This volume is the first of a series on Physical Techniques in the Study of Art, Archaeology and Cultural Heritage. It follows a successful earlier publication by Elsevier (Radiation in Art and Archaeometry).
There has been an upsurge of interest world wide in cultural heritage issues, and in particular, large organizations such as UNESCO and the European Union are active in providing funding for a very diverse range of projects in cultural heritage preservation. It is perceived that it is essential to preserve the cultural heritage of societies, both to benefit the future generations of those societies, and to inform other cultures.
A growing need exists for the education of conservators and restorers because it is these professionals who will make decisions on how best to preserve our cultural heritage. This book series therefore has as its primary aim, the dissemination of technical information on scientific conservation to scientific conservators, museum curators, conservation science students, and other interested people.
Scientific conservation, as a discipline, is a comparatively modern concept. Interested scientists have for many years addressed scientific problems associated with cultural heritage artefacts. But their involvement has been sporadic and driven by the needs of individual museums, rather than a personal lifetime study of issues of conservation of for example, buildings, large functional objects, paintings, and so on.
In this book series contributors will come from both interested scientists and the museum-based scientists. The authors have been selected with an eye to involving young, and well as established, scientists.
Dr Jean Louis Boutaine, was Head of the Research Department of the Centre de Recherche et de Restauration des Musees de France at the Louvre. Dr Boutaine has had a most distinguished career within the conservation science community. He writes here on the concept of the Modern Museum.
Professor Casali is responsible for the teaching of Archaeometry at the University of Bologna. He has developed advanced equipment for both micro-Computer Tomography and for large-object Computer Tomography. His chapter deals with X-ray, neutron, and digital radiography as applied to the study of objects of cultural heritage significance.
Professor Tim Wess holds the Chair of Biomaterials in the Biophysics Division in the School of Optometry and Vision Science at Cardiff University.

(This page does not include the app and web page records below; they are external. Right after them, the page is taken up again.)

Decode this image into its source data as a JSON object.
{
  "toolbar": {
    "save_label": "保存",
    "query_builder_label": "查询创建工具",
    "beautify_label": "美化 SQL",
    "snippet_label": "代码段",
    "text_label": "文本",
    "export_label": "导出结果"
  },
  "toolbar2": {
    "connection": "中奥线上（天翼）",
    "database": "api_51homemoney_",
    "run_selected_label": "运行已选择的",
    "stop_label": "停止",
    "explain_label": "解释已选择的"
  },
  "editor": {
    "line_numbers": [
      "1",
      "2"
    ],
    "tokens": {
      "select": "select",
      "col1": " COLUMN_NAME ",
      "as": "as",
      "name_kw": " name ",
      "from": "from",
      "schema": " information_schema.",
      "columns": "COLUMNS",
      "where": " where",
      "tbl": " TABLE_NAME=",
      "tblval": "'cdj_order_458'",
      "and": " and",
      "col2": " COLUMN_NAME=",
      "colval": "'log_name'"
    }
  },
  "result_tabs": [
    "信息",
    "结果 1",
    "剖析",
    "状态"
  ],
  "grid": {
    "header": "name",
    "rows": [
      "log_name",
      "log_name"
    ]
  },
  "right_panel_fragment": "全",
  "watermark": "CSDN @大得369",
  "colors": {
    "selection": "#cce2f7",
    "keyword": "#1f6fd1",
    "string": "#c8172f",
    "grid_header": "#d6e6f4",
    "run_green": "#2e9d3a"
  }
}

The systems in which he is interested contain collagen, fibrillin, and cellulose (which relate, in the cultural heritage discipline, to an interest in parchment and papers). A parallel interest is in the structure of bone and artificial composite materials (which relates to his interest in historical studies of bone materials). Chapter 3 will describe the techniques used to study alteration to structure of minerals in the bone. Preservation of intact bone mineral crystallites has been shown to relate to the endurance of amplifiable ancient DNA from archaeological and fossil bone. In collaboration with Drs K. Nielsen and Rene Larsen (School of Conservation, Copenhagen, Denmark) Tim Wess has analyzed the deterioration of historic parchments and also simulated ageing processes.
Chapter 5 has been written by Dr Andrew Hardy who began studying Middle Eastern eye cosmetics (kohls) in the early 1990's whilst working in Oman. He has continued this work at the Centre for Medical History, School of Historical, Political and Sociological Studies, Exeter University. The chapter summarizes and reviews the usage and composition of kohls in ancient (Pharaonic) Egypt. It also gives information, from later time periods, on kohl usage and its recipes, which have been studied using a wide range of experimental techniques.